Required action: Every line with the string "hàng" must be copied from the entries below.

Provided records:
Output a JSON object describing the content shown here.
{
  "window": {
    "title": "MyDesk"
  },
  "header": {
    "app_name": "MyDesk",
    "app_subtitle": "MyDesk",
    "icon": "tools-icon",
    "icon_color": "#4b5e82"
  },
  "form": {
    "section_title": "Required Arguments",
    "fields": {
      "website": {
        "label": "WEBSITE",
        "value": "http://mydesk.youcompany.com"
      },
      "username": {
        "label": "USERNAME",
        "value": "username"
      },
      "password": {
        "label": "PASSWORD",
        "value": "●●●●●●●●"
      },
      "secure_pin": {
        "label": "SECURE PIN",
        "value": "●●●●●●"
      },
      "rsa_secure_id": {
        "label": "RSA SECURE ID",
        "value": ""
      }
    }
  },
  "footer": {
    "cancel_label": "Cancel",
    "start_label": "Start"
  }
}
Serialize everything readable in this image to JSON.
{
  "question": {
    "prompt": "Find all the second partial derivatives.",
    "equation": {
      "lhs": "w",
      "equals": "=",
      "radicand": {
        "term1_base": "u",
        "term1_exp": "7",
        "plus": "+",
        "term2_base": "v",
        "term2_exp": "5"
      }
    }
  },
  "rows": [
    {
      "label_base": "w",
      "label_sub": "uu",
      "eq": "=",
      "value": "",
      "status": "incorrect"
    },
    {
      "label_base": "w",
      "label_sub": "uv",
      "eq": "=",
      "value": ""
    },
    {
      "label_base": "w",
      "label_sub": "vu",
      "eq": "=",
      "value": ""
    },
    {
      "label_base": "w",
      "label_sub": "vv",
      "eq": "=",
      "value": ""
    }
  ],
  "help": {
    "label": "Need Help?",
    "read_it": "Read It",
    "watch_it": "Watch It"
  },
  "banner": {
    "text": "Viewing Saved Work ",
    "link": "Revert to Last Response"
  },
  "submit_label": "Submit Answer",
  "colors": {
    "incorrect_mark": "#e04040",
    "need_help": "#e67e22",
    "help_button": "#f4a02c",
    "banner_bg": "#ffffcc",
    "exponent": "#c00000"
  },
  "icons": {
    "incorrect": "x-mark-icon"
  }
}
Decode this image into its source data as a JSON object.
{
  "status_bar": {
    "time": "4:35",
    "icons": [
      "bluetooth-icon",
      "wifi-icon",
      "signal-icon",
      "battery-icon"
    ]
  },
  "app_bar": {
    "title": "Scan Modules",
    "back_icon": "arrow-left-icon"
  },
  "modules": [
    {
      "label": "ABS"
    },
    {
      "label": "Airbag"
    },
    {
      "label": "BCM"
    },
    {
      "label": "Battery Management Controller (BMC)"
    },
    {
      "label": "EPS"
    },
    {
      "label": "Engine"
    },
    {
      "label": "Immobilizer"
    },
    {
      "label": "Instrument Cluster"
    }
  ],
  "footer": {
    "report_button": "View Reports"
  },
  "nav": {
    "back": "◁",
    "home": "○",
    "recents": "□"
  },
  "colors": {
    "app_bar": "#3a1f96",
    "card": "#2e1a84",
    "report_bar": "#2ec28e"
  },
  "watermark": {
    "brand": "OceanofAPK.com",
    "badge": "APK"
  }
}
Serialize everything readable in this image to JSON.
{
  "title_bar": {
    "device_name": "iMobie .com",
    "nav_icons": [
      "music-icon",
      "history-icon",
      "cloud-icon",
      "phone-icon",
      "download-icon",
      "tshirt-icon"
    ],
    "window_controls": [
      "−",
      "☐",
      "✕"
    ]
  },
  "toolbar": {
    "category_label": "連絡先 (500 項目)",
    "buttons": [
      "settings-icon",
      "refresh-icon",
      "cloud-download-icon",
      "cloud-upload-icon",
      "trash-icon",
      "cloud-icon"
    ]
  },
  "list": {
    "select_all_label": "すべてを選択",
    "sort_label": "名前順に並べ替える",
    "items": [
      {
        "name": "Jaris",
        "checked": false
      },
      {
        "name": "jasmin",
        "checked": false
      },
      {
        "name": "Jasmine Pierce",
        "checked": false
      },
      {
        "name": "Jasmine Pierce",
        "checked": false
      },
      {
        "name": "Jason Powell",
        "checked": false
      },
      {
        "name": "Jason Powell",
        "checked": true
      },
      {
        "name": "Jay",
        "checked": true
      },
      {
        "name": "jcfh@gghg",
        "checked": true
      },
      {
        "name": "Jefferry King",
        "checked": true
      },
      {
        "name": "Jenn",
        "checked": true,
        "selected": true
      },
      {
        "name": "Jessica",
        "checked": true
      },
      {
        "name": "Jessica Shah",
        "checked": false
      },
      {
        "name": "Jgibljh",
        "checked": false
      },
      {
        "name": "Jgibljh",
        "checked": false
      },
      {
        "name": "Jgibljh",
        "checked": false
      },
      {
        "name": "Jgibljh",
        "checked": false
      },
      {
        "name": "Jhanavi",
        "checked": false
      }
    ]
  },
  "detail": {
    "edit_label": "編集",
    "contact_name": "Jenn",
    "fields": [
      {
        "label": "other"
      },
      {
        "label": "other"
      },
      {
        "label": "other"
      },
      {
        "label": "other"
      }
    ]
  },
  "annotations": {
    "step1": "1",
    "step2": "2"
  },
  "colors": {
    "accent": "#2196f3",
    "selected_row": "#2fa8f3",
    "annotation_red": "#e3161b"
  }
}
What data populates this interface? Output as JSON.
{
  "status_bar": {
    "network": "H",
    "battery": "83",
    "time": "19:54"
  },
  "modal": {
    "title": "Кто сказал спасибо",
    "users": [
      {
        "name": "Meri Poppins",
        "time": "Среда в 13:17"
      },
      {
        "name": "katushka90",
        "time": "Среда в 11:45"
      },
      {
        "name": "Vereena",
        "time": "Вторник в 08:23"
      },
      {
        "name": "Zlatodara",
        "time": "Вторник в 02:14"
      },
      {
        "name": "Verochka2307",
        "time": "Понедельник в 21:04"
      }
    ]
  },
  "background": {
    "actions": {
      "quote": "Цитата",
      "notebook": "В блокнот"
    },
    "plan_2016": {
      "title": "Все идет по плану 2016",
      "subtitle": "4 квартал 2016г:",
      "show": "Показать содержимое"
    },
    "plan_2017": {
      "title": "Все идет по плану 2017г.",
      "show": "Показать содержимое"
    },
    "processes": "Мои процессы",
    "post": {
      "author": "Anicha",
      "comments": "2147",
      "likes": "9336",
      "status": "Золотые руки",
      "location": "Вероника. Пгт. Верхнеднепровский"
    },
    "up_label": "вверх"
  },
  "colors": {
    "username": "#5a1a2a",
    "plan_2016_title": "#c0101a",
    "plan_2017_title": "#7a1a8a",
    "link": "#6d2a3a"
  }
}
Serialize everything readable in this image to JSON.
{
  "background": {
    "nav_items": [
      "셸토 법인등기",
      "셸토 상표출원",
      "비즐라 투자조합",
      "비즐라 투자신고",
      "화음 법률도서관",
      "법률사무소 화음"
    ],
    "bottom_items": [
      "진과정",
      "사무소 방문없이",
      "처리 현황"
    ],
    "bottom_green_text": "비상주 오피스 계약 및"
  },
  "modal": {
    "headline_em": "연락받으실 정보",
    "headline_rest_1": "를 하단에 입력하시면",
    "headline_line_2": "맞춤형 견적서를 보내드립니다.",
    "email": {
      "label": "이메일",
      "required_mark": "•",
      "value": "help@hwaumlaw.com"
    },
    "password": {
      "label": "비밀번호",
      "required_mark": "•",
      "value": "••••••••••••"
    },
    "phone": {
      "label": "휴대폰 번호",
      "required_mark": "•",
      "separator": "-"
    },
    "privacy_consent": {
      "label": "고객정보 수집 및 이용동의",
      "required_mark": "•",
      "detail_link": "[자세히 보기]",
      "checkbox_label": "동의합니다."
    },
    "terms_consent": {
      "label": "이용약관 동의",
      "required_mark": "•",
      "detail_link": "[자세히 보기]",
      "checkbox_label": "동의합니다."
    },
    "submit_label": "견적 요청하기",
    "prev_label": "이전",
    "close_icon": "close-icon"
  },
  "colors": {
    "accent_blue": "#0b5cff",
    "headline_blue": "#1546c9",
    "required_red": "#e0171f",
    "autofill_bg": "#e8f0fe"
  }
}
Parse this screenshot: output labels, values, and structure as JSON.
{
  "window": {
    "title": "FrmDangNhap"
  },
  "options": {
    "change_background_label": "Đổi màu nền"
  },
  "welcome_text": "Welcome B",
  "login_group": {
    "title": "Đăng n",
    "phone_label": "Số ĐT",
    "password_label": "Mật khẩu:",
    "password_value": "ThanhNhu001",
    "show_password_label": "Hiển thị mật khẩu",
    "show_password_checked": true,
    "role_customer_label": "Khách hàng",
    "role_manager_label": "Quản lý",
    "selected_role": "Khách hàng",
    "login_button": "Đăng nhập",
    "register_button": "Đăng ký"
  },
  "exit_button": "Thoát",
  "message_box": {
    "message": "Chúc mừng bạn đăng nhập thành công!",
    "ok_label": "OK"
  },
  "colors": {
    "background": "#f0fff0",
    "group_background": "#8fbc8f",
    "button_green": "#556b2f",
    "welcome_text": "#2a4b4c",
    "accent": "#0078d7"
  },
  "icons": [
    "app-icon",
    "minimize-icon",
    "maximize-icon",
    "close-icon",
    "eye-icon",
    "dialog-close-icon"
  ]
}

Reply to the exercise:
    "role_customer_label": "Khách hàng",
    "selected_role": "Khách hàng",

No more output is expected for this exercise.